## What is being asked
Restate the data below, keeping every line the same.

:: Input data

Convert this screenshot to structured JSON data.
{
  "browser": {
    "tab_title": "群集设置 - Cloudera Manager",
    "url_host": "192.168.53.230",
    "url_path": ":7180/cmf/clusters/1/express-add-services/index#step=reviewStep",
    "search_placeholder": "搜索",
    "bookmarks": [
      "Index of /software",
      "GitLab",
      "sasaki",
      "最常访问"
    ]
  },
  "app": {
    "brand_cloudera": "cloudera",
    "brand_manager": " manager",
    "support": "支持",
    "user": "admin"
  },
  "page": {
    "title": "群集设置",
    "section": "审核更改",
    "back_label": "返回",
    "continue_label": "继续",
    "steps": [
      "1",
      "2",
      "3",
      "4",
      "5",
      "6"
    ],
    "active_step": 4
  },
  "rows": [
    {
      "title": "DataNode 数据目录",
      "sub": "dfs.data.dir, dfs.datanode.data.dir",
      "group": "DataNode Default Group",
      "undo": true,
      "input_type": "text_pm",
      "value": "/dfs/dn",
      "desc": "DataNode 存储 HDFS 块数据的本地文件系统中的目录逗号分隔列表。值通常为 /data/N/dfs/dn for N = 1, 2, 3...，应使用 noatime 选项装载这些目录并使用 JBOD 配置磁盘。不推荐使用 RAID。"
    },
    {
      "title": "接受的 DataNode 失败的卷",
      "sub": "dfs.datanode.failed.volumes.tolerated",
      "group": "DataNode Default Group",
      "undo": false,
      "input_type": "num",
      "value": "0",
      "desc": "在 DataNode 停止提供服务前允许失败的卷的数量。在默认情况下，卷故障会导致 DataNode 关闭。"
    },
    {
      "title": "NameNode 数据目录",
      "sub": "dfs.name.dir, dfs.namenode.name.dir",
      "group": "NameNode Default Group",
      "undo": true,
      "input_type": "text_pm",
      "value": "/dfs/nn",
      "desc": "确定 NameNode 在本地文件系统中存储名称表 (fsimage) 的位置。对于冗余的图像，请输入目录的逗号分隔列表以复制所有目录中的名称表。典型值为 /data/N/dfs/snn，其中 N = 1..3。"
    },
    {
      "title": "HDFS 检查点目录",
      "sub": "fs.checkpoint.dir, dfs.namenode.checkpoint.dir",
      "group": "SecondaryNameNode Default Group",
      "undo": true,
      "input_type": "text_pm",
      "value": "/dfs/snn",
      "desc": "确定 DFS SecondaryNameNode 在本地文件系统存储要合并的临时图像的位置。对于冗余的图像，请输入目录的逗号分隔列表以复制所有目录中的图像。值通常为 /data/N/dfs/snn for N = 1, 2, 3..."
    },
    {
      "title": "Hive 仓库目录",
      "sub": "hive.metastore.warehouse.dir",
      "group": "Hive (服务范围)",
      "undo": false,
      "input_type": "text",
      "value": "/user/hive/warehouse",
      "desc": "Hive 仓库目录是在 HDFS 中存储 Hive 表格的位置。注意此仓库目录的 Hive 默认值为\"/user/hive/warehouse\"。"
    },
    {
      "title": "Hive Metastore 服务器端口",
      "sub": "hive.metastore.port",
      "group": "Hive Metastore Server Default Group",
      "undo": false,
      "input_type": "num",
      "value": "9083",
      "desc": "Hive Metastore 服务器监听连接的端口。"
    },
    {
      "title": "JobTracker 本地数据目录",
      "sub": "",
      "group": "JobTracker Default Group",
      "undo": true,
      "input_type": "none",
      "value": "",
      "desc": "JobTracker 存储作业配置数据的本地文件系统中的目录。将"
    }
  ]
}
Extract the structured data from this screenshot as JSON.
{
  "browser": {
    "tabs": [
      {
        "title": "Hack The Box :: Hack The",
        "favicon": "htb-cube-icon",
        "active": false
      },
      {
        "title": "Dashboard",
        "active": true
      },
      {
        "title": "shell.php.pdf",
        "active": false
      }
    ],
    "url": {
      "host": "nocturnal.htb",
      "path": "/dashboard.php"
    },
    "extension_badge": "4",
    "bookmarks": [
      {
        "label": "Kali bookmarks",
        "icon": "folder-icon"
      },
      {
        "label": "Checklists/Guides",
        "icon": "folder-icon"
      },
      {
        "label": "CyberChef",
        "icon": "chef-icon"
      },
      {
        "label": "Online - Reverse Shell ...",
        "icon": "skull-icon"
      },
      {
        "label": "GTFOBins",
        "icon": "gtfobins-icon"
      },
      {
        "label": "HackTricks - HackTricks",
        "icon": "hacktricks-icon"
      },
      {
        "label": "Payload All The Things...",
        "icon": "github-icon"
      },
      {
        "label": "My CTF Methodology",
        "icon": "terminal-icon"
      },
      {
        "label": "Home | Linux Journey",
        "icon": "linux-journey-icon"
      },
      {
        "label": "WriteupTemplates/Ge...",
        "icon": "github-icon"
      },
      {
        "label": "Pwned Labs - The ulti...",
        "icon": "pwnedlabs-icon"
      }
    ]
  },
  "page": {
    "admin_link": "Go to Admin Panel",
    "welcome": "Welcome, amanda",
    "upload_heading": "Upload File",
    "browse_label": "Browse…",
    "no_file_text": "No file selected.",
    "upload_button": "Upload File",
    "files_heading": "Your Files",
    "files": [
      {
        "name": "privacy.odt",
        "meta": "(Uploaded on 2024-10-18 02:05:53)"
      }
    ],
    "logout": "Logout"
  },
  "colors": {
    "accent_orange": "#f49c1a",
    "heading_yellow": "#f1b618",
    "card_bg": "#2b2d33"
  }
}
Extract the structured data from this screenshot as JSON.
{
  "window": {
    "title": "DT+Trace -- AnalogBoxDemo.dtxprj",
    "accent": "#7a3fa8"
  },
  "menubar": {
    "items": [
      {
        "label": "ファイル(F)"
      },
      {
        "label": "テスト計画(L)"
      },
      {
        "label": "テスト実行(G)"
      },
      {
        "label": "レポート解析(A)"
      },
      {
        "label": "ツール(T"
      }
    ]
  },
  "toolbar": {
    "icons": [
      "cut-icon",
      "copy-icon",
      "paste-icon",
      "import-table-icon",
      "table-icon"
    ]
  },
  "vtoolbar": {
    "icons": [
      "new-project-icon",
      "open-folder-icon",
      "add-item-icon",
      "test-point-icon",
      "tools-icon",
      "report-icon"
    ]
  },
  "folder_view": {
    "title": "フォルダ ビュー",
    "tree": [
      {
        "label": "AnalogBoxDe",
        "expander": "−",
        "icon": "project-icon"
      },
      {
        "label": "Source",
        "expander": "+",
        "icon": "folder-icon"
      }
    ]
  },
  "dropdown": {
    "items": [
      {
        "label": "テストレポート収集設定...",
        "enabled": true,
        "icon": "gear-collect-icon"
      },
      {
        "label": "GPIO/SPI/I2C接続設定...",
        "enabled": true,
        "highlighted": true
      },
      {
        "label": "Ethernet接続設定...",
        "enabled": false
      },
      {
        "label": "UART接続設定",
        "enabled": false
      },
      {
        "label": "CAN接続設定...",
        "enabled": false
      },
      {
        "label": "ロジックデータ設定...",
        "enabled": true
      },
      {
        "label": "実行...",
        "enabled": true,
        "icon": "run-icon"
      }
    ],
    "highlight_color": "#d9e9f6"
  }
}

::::

## The answer
Convert this screenshot to structured JSON data.
{
  "browser": {
    "tab_title": "群集设置 - Cloudera Manager",
    "url_host": "192.168.53.230",
    "url_path": ":7180/cmf/clusters/1/express-add-services/index#step=reviewStep",
    "search_placeholder": "搜索",
    "bookmarks": [
      "Index of /software",
      "GitLab",
      "sasaki",
      "最常访问"
    ]
  },
  "app": {
    "brand_cloudera": "cloudera",
    "brand_manager": " manager",
    "support": "支持",
    "user": "admin"
  },
  "page": {
    "title": "群集设置",
    "section": "审核更改",
    "back_label": "返回",
    "continue_label": "继续",
    "steps": [
      "1",
      "2",
      "3",
      "4",
      "5",
      "6"
    ],
    "active_step": 4
  },
  "rows": [
    {
      "title": "DataNode 数据目录",
      "sub": "dfs.data.dir, dfs.datanode.data.dir",
      "group": "DataNode Default Group",
      "undo": true,
      "input_type": "text_pm",
      "value": "/dfs/dn",
      "desc": "DataNode 存储 HDFS 块数据的本地文件系统中的目录逗号分隔列表。值通常为 /data/N/dfs/dn for N = 1, 2, 3...，应使用 noatime 选项装载这些目录并使用 JBOD 配置磁盘。不推荐使用 RAID。"
    },
    {
      "title": "接受的 DataNode 失败的卷",
      "sub": "dfs.datanode.failed.volumes.tolerated",
      "group": "DataNode Default Group",
      "undo": false,
      "input_type": "num",
      "value": "0",
      "desc": "在 DataNode 停止提供服务前允许失败的卷的数量。在默认情况下，卷故障会导致 DataNode 关闭。"
    },
    {
      "title": "NameNode 数据目录",
      "sub": "dfs.name.dir, dfs.namenode.name.dir",
      "group": "NameNode Default Group",
      "undo": true,
      "input_type": "text_pm",
      "value": "/dfs/nn",
      "desc": "确定 NameNode 在本地文件系统中存储名称表 (fsimage) 的位置。对于冗余的图像，请输入目录的逗号分隔列表以复制所有目录中的名称表。典型值为 /data/N/dfs/snn，其中 N = 1..3。"
    },
    {
      "title": "HDFS 检查点目录",
      "sub": "fs.checkpoint.dir, dfs.namenode.checkpoint.dir",
      "group": "SecondaryNameNode Default Group",
      "undo": true,
      "input_type": "text_pm",
      "value": "/dfs/snn",
      "desc": "确定 DFS SecondaryNameNode 在本地文件系统存储要合并的临时图像的位置。对于冗余的图像，请输入目录的逗号分隔列表以复制所有目录中的图像。值通常为 /data/N/dfs/snn for N = 1, 2, 3..."
    },
    {
      "title": "Hive 仓库目录",
      "sub": "hive.metastore.warehouse.dir",
      "group": "Hive (服务范围)",
      "undo": false,
      "input_type": "text",
      "value": "/user/hive/warehouse",
      "desc": "Hive 仓库目录是在 HDFS 中存储 Hive 表格的位置。注意此仓库目录的 Hive 默认值为\"/user/hive/warehouse\"。"
    },
    {
      "title": "Hive Metastore 服务器端口",
      "sub": "hive.metastore.port",
      "group": "Hive Metastore Server Default Group",
      "undo": false,
      "input_type": "num",
      "value": "9083",
      "desc": "Hive Metastore 服务器监听连接的端口。"
    },
    {
      "title": "JobTracker 本地数据目录",
      "sub": "",
      "group": "JobTracker Default Group",
      "undo": true,
      "input_type": "none",
      "value": "",
      "desc": "JobTracker 存储作业配置数据的本地文件系统中的目录。将"
    }
  ]
}
Extract the structured data from this screenshot as JSON.
{
  "browser": {
    "tabs": [
      {
        "title": "Hack The Box :: Hack The",
        "favicon": "htb-cube-icon",
        "active": false
      },
      {
        "title": "Dashboard",
        "active": true
      },
      {
        "title": "shell.php.pdf",
        "active": false
      }
    ],
    "url": {
      "host": "nocturnal.htb",
      "path": "/dashboard.php"
    },
    "extension_badge": "4",
    "bookmarks": [
      {
        "label": "Kali bookmarks",
        "icon": "folder-icon"
      },
      {
        "label": "Checklists/Guides",
        "icon": "folder-icon"
      },
      {
        "label": "CyberChef",
        "icon": "chef-icon"
      },
      {
        "label": "Online - Reverse Shell ...",
        "icon": "skull-icon"
      },
      {
        "label": "GTFOBins",
        "icon": "gtfobins-icon"
      },
      {
        "label": "HackTricks - HackTricks",
        "icon": "hacktricks-icon"
      },
      {
        "label": "Payload All The Things...",
        "icon": "github-icon"
      },
      {
        "label": "My CTF Methodology",
        "icon": "terminal-icon"
      },
      {
        "label": "Home | Linux Journey",
        "icon": "linux-journey-icon"
      },
      {
        "label": "WriteupTemplates/Ge...",
        "icon": "github-icon"
      },
      {
        "label": "Pwned Labs - The ulti...",
        "icon": "pwnedlabs-icon"
      }
    ]
  },
  "page": {
    "admin_link": "Go to Admin Panel",
    "welcome": "Welcome, amanda",
    "upload_heading": "Upload File",
    "browse_label": "Browse…",
    "no_file_text": "No file selected.",
    "upload_button": "Upload File",
    "files_heading": "Your Files",
    "files": [
      {
        "name": "privacy.odt",
        "meta": "(Uploaded on 2024-10-18 02:05:53)"
      }
    ],
    "logout": "Logout"
  },
  "colors": {
    "accent_orange": "#f49c1a",
    "heading_yellow": "#f1b618",
    "card_bg": "#2b2d33"
  }
}
Extract the structured data from this screenshot as JSON.
{
  "window": {
    "title": "DT+Trace -- AnalogBoxDemo.dtxprj",
    "accent": "#7a3fa8"
  },
  "menubar": {
    "items": [
      {
        "label": "ファイル(F)"
      },
      {
        "label": "テスト計画(L)"
      },
      {
        "label": "テスト実行(G)"
      },
      {
        "label": "レポート解析(A)"
      },
      {
        "label": "ツール(T"
      }
    ]
  },
  "toolbar": {
    "icons": [
      "cut-icon",
      "copy-icon",
      "paste-icon",
      "import-table-icon",
      "table-icon"
    ]
  },
  "vtoolbar": {
    "icons": [
      "new-project-icon",
      "open-folder-icon",
      "add-item-icon",
      "test-point-icon",
      "tools-icon",
      "report-icon"
    ]
  },
  "folder_view": {
    "title": "フォルダ ビュー",
    "tree": [
      {
        "label": "AnalogBoxDe",
        "expander": "−",
        "icon": "project-icon"
      },
      {
        "label": "Source",
        "expander": "+",
        "icon": "folder-icon"
      }
    ]
  },
  "dropdown": {
    "items": [
      {
        "label": "テストレポート収集設定...",
        "enabled": true,
        "icon": "gear-collect-icon"
      },
      {
        "label": "GPIO/SPI/I2C接続設定...",
        "enabled": true,
        "highlighted": true
      },
      {
        "label": "Ethernet接続設定...",
        "enabled": false
      },
      {
        "label": "UART接続設定",
        "enabled": false
      },
      {
        "label": "CAN接続設定...",
        "enabled": false
      },
      {
        "label": "ロジックデータ設定...",
        "enabled": true
      },
      {
        "label": "実行...",
        "enabled": true,
        "icon": "run-icon"
      }
    ],
    "highlight_color": "#d9e9f6"
  }
}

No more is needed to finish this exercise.